This question is rarely asked in the investment process and I sometimes wonder why. Let’s use the recent example of JPMorgan/Chase’s announcement of an unexpected loss of $2 billion. Unexpected! That should be the first warning.
The loss occurred because of a financial hedge placed by their London office. Now the amount of $2 billion may seem large and it is, but, it is within a manageable amount for JPMorgan/Chase. They are a large bank and earn more in profit than the total loss of the hedge. By the numbers, the problem appears very manageable. However, an investor really needs to ask themselves some serious questions about continuing to hold or invest in the company. If $2 billion is unexpected, how much more can be unexpected? Do I as an investor really know?
On the surface the risk is statistically, not significant to the extent it will collapse the bank but, it usually is not the information that is known at the time that brings down a company. It most circumstances it is what is discovered later. According to the statistics and numbers, Lehman Brothers was fully capable of managing the positions they had with mortgages and derivatives right up to the phone call on Thursday evening that credit was no longer available to cover overnight positions. By Friday morning the firm did not have enough capital to open the doors. Enron was regarded as the most powerful company in the world until reality came forward showing the financial statements were misleading, even though technically correct and approved by the auditor. Barings Bank, one of the oldest financial institutions in the world was performing flawlessly right up to the point where people started questioning the gains made by a single trader in Singapore and they turned out to actually be losses.
In each situation everyone knew there was information that clearly raised concerns that something might be seriously wrong but, they were hoping all was OK. This information ranged from astronomical gains that were nearly impossible for people to duplicate to financial surprises that stunned the company’s own management.

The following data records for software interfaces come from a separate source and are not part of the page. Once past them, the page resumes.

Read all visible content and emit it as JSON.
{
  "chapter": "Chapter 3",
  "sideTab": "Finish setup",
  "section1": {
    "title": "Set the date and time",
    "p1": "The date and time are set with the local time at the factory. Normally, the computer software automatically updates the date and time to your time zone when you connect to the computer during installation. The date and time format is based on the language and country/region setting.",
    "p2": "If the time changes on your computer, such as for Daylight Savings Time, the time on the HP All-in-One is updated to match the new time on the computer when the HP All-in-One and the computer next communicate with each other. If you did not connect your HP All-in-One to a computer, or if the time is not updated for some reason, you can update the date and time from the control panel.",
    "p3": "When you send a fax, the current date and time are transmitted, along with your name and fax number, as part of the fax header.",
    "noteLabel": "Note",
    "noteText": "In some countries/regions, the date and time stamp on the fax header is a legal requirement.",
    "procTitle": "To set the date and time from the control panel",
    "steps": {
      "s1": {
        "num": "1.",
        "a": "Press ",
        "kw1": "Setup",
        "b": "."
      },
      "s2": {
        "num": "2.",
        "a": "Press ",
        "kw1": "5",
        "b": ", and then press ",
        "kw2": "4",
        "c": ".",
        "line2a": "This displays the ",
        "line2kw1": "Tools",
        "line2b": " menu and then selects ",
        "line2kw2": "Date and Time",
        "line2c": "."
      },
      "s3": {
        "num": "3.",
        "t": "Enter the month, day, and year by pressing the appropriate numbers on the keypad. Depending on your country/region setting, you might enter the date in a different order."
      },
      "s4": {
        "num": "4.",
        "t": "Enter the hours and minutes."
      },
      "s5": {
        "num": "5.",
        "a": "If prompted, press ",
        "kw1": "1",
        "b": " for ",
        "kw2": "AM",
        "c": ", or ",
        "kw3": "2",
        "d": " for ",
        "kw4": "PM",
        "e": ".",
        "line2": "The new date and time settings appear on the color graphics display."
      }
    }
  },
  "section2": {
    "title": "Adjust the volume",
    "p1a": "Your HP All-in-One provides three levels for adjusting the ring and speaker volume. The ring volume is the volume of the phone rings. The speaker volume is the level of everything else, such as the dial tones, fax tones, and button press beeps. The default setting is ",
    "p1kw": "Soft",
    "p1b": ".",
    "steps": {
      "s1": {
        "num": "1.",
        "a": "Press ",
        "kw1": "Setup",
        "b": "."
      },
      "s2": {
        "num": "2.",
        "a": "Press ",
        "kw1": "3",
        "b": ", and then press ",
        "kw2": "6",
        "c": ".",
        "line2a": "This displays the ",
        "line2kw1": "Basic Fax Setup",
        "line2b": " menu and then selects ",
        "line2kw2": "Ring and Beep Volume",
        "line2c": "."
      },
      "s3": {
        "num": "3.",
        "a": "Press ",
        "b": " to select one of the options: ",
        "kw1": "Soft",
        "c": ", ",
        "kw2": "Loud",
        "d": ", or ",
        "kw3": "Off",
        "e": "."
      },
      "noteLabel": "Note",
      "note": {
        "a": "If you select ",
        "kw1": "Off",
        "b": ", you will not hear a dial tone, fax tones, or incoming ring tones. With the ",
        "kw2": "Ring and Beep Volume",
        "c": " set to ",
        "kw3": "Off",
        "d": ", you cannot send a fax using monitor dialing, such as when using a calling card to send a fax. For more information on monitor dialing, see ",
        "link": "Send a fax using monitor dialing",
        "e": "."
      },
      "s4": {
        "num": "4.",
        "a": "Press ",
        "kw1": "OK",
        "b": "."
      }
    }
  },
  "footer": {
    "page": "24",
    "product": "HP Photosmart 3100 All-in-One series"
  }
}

At points like these I like to ask, why should I continue, or take on the risk of the information being worse than expected or not realistically portraying the real situation. The original decision to invest in a stock was based on information and rational decision making. When you find out the original information was flawed or distorted why try to justify staying in the investment. Is it still rational decision making?
Just remember, it is perfectly OK to say, No Thank You. After all, there are plenty of other investment options available. You don’t have to invest in questionable companies or those that wish to hide the truth.